Choose one of the objects that you selected and describe how your initial understanding of its initial affordances changed over the course of the exercise. Step 1 was sketching my three items (wooden pencil sharpener, cotton bud and a teaspoon). I found that by sketching the object, I was able to pinpoint which features were most characteristic and highlight these visually but annotating extended my consideration further and helped me to attune to other sensory properties (weight, texture, sound, materiality). Through interacting with the object, actively looking for other capacities for use and mentally inserting it into different contexts, I was able to distance myself from the way I am conditioned to interacting with the objects and come up with a wide range of alternative applications or affordances. I considered how different users might interact with the object, and these constraints and varying capacities helped me to be more creative in imagining how the functionality of the object might be improved for some user groups, with small adaptations to the design. For instance, I imagined that a person with a tremor could not use a teaspoon very well as lifting the spoon and scooping requires precision. I also tested whether right-handed people find it easier to use the pencil sharpener than I do, as someone who is left-handed.
Given that affordances is a relational property between a person and an object, how did the manipulation of the object and person’s abilities inform your understanding of the subject? Did it give you inspiration or insight for how to work with affordances as a designer? Discuss this through the specific objects you explored in the exercise. Gaver defines affordances thus: “Affordances are properties of the world that are compatible with and relevant for people’s interactions. When affordances are perceptible, they offer a direct link between perception and action; hidden and false affordances lead to mistakes” (Gaver 1991, P.79). From the perspective of Norman: “affordances reflect the possible relationships among actors and objects: they are properties of the world (Norman 1999, P.42). According to Gibson, “affordances are relationships. They exist naturally: they do not have to be visible, known, or desirable” (Gibson in Norman 1999, P. 39). To expand:
- Perceptible affordances are obvious attributes with potentials that users perceive in their environment for action “without significant intermediate stages involving memory or inferences” (Gaver 1999, P.729).
- False affordances are misleading signposts that suggest a capacity that an object does not have. “When apparent affordances suggest different actions than those for which the object is designed, errors are common and signs are necessary” (Gaver 1991, P.80).
- Hidden affordances are when there is potential for action but these are not obvious to the user. “If there is no information available for an existing affordance, it is hidden and must be inferred from other evidence (Gaver 1991, P.80).
During Step 3 of the exercise I moved from sketching (observation) to tactile exploration. “Affordances are not passively perceived, but explored” (Gaver 1991, P.82). By imagining my objects reframed in different contexts (rooms of the house), as well as testing out their capacities in relation to my own body, I discovered the following alternative uses; many of which are not limited to the visual – “affordances may be perceived using other senses as well” (Norman 1999, P.82).

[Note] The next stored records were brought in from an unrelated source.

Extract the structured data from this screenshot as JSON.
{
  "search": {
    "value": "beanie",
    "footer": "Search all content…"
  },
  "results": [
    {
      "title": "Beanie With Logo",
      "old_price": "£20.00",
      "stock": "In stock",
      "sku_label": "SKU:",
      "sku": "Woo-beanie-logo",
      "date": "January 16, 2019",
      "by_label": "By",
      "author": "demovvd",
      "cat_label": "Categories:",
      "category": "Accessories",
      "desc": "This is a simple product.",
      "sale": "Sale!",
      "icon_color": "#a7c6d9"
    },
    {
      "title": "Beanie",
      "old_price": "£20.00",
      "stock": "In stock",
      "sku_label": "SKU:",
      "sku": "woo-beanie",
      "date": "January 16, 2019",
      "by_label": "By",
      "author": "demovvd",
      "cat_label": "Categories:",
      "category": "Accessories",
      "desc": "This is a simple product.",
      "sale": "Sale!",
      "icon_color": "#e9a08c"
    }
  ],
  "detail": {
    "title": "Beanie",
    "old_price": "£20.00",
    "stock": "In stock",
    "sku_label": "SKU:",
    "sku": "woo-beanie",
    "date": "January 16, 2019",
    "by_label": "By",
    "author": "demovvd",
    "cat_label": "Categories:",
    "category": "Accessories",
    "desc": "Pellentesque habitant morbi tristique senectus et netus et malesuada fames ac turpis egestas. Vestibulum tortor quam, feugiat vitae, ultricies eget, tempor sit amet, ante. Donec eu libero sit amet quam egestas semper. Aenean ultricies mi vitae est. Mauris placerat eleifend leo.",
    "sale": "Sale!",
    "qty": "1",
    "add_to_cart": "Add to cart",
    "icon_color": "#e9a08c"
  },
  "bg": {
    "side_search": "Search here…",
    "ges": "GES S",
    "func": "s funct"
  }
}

- Teaspoon: perceptible affordances included measuring, stirring, scratching, hitting, turning (like an allen key), combing hair and making noises.
- Cotton bud: cleaning ears, applying and removing dots, stirring, mark-making with paint or glue, mopping up small drips with absorbency (I also thought a kid might put it up their nose), rolling along a hard surface to massage the palm muscles.

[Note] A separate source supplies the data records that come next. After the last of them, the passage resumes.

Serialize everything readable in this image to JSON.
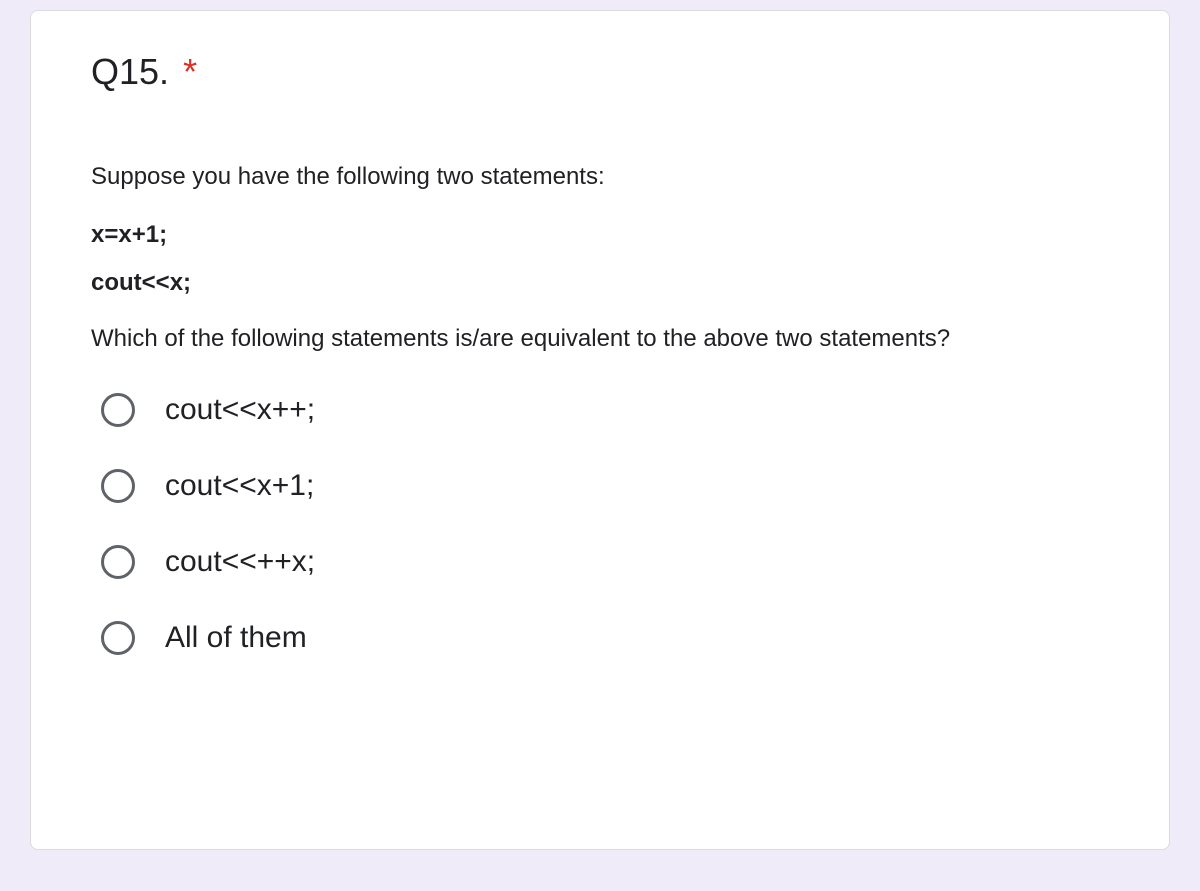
{
  "question": {
    "number": "Q15.",
    "required_marker": "*",
    "prompt_intro": "Suppose you have the following two statements:",
    "code_line_1": "x=x+1;",
    "code_line_2": "cout<<x;",
    "prompt_question": "Which of the following statements is/are equivalent to the above two statements?",
    "options": [
      "cout<<x++;",
      "cout<<x+1;",
      "cout<<++x;",
      "All of them"
    ]
  }
}
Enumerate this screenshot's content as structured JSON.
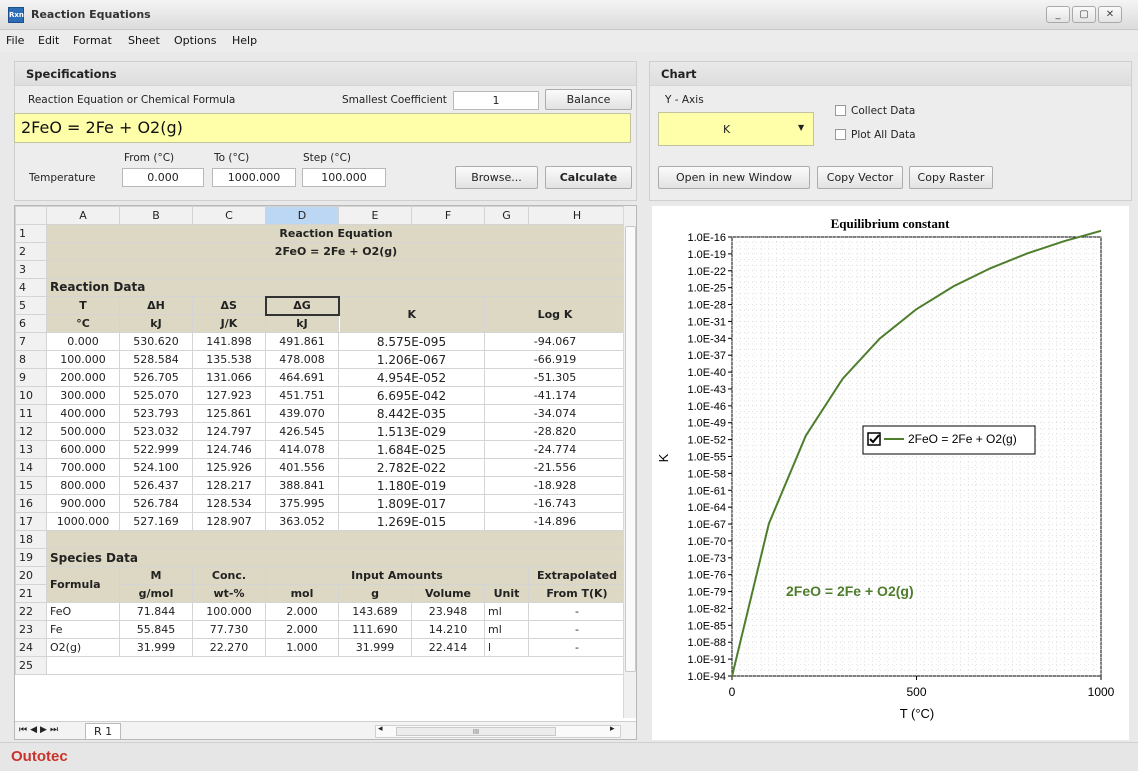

- Pencil sharpener: sharpening pencils, tiny instrument (especially if hit with spoon), pencil holder (if turned on the end). The pencil sharpener had a false affordance as it has a small hole at the end (probably to prevent graphite compacting at its end) however this suggests that something should be inserted into this hole, just as the larger hole does at the other end.
The second half of the tutorial, subverting artificial affordances was where I was able to apply the lessons of thinking using different perspectives and identifying hidden and false affordances of the objects. During this section, I practiced using my objects with a disability (only one arm, which was tethered to my body with Glad wrap and also using modified chopsticks to hinder functionality) and this allowed me to identify the primary affordances and explore constraints. My partner’s eyes were blindfolded using aluminum foil, which highlighted the non-visual perceptible affordances. We also subverted a complex object (a Swiss-army knife of cutlery) to limit its functionality, and we practiced exploring the uses of this strange object. We found the object retained most of its functionality, however it took on new affordances as a sculpture and shadow maker. I felt this process counteracted a tendency identified by Norman: the “designer cares more about what actions the user perceives to be possible than what is true” (Norman 1999, P. 39) and helped us to break free of the perceived affordances with the outcome of discovering hidden affordances and a consideration of ways to improve the original object.
Gaver, W. (1991). Technology affordances in Proceedings of the SIGHI Conference on Human Factors in Computing Systems (CHI ’91) in Robertson, S. et al. New York, USA. ACM, Pp.79-84
Norman, D (1999). Affordance, conventions and design, Interactions 6 (21:4); Pp. 36-9
Wright, P., Wallace, J., and McCarthy, J. (2008). Aesthetics and experience-centered design, Computer-Human Interactions (15:4), Article 18 (November 2008)